Virginia has already missed out on significant investment in the wireless and broadband sectors, but I am truly optimistic that with the support of many members of the legislature, the executive branch, local government, and private industry, this year’s bill will finally become successful legislation, expanding the future of wireless communications in Virginia.
Criminal Justice Reform
Meaningful criminal justice reform is a key issue in our urban areas, where community safety must be balanced with fairness in our justice process. To address several of these issues, and at the express request of the cities I represent, I introduced several bills this session to address needed reform. These efforts include bills that would make it easier for innocent people to have their arrest records expunged, and that make it possible for juvenile offenders who are now on the right track in life to have prior, non-violent misdemeanor convictions removed from their records. We cannot afford to create roadblocks for truly reformed young people who get their lives back on track after learning from their mistakes the hard way. While I was able to gain bipartisan co-sponsorship for these bills, they were summarily killed by the Courts of Justice Committee. With the encouragement and support of so many in our communities, I will continue toward these common sense reforms as long as I am your representative.
In 2016, 2017, and 2018, I introduced bills to decriminalize the simple possession of marijuana for personal use by adults, and to eliminate jail time for those who possess small amounts of marijuana in their homes for personal use. Currently, millions of dollars of your money is wasted every year to incarcerate otherwise law-abiding and productive adults who use marijuana for medical or recreational purposes. Many more resources are wasted when these same adults lose their jobs and livelihoods, and face other problems because of minor, non-violent drug records for offenses which are fully legal in the District of Columbia and a growing number of other states. Under my legislation, as an alternative to conviction, jail, and a lifelong criminal record, adults committing no drug offense other than simple possession would receive a civil fine if apprehended. These bills have unfortunately been killed every year by the Criminal Law Subcommittee of the Courts of Justice Committee.

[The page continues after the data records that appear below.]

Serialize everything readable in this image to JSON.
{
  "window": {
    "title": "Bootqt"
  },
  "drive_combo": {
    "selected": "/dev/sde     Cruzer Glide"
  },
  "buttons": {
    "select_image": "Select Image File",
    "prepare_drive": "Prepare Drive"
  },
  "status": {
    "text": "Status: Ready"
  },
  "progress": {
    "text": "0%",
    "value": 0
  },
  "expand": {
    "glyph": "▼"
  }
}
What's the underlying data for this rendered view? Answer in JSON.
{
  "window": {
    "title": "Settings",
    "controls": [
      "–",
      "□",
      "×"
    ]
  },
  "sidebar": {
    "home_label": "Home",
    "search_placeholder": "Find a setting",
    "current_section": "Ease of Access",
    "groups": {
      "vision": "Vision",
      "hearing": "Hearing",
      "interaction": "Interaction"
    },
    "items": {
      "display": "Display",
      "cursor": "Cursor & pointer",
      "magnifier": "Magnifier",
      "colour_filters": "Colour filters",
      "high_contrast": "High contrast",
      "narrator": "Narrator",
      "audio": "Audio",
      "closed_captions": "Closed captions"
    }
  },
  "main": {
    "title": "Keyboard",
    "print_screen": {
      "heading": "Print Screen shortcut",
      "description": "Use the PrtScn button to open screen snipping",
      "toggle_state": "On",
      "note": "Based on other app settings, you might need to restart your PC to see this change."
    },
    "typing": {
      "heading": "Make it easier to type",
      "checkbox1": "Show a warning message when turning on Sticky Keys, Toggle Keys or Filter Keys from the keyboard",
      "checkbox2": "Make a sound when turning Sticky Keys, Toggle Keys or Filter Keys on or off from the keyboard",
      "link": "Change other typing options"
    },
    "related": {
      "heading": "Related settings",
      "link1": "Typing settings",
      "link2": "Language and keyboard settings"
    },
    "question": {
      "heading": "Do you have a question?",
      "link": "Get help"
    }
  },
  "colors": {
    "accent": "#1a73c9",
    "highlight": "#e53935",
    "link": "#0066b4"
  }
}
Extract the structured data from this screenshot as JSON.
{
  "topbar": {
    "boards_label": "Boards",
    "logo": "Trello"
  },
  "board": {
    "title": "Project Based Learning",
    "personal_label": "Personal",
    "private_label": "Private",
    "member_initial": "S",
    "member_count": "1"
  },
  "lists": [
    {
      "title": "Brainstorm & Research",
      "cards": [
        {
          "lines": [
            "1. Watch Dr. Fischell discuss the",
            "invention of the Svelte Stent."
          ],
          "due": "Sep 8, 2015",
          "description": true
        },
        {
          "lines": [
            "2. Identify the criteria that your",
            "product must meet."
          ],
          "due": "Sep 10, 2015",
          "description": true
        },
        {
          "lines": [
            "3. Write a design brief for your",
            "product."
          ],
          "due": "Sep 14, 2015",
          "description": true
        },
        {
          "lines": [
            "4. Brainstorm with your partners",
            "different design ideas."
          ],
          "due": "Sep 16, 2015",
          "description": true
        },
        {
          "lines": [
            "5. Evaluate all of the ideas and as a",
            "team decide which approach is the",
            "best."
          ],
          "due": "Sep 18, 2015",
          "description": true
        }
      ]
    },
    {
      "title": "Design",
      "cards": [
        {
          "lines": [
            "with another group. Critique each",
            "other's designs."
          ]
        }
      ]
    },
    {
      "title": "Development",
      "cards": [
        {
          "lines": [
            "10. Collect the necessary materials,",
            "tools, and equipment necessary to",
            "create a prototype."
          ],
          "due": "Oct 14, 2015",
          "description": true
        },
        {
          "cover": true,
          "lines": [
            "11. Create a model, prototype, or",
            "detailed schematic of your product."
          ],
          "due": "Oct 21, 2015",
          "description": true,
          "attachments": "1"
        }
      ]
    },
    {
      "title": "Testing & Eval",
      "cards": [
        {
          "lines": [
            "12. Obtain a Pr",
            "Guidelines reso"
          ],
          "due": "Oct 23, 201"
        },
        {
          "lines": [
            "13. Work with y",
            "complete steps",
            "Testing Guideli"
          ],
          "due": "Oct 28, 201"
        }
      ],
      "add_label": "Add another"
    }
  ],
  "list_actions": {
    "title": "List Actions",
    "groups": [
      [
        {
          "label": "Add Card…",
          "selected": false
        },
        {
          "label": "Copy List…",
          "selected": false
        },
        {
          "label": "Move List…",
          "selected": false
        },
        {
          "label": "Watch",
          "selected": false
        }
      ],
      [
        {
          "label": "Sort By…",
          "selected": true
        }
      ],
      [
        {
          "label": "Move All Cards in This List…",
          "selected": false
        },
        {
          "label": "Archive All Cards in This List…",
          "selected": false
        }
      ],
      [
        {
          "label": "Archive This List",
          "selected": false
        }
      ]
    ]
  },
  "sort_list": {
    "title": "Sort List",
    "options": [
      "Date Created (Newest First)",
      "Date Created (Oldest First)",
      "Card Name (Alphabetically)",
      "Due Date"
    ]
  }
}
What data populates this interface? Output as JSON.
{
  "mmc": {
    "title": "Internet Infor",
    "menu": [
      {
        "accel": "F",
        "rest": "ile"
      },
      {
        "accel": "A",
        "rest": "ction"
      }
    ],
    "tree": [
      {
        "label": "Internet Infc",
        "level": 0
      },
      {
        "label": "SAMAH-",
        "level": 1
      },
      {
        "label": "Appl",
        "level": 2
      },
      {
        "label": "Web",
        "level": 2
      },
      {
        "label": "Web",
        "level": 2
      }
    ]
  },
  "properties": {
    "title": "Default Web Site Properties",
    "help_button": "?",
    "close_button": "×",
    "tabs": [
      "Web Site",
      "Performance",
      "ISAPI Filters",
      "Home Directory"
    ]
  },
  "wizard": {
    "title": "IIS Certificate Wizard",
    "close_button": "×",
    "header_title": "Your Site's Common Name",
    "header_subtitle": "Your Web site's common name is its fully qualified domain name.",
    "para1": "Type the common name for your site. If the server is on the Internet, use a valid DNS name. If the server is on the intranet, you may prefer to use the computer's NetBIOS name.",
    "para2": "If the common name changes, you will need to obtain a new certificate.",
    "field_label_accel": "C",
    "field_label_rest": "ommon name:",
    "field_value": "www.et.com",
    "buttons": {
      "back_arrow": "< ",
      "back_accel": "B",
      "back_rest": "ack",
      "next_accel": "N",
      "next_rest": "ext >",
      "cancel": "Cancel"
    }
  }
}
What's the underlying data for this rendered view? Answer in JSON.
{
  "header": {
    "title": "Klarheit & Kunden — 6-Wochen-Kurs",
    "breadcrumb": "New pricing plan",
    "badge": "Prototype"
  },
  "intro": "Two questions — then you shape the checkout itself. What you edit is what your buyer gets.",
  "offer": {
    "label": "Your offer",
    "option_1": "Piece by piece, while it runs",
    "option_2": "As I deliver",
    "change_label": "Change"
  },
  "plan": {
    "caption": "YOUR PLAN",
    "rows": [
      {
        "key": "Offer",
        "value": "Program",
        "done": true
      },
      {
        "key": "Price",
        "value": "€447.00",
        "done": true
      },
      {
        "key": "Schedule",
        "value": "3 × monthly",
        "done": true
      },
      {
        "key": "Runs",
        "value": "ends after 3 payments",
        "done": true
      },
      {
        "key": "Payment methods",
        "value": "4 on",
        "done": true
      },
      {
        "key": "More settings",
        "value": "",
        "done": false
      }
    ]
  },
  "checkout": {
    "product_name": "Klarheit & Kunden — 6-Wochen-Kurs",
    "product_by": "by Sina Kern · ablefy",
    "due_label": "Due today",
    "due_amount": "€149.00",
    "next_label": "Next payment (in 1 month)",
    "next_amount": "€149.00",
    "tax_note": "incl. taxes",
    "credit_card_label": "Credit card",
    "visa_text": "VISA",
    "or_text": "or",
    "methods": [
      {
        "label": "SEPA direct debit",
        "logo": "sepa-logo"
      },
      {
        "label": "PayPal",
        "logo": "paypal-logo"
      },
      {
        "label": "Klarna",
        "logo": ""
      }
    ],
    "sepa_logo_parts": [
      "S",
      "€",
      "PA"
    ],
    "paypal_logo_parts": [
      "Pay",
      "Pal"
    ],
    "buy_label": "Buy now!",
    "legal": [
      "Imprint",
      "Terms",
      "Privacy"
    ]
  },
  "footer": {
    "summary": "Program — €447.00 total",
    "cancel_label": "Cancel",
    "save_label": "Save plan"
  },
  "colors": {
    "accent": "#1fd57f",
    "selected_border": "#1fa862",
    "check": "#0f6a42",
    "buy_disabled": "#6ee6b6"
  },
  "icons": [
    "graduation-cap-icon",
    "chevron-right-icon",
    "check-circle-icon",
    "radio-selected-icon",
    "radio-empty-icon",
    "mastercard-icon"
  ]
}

Restoration of Port Host Impact Fees to Our Communities
Among the greatest frustrations I experienced while serving on the City Council was the Commonwealth’s failure to fund a long-standing budget line item that would provide the cities of Norfolk, Portsmouth, and Newport News state funds to help pay for the extra costs associated with managing port-related traffic in our communities. While the ports of Virginia, most of which are in my House district, serve as a key economic driver for the entire Commonwealth, we, the taxpayers of Norfolk and Portsmouth, have been unfairly required to pay for the vital roadway maintenance needed to support port-related traffic out of our own pockets. For years, our repeated requests to the General Assembly for these critically-needed funds went unanswered.
In the 2016 session, the General Assembly passed a responsible, two-year balanced budget. That budget fully funded public safety and increased funding for our education system without raising taxes. During this process, I fought for a budget amendment to restore full state funding to Norfolk, Portsmouth, and Newport News for the long-ignored port host impact fees. I am pleased that, with the support of the House Appropriations Committee, I was able to fully restore payment of these fees to Norfolk and Portsmouth– where every dollar counts.
We are currently working on a new budget in the 2018 session which will cover the next two years of state operations.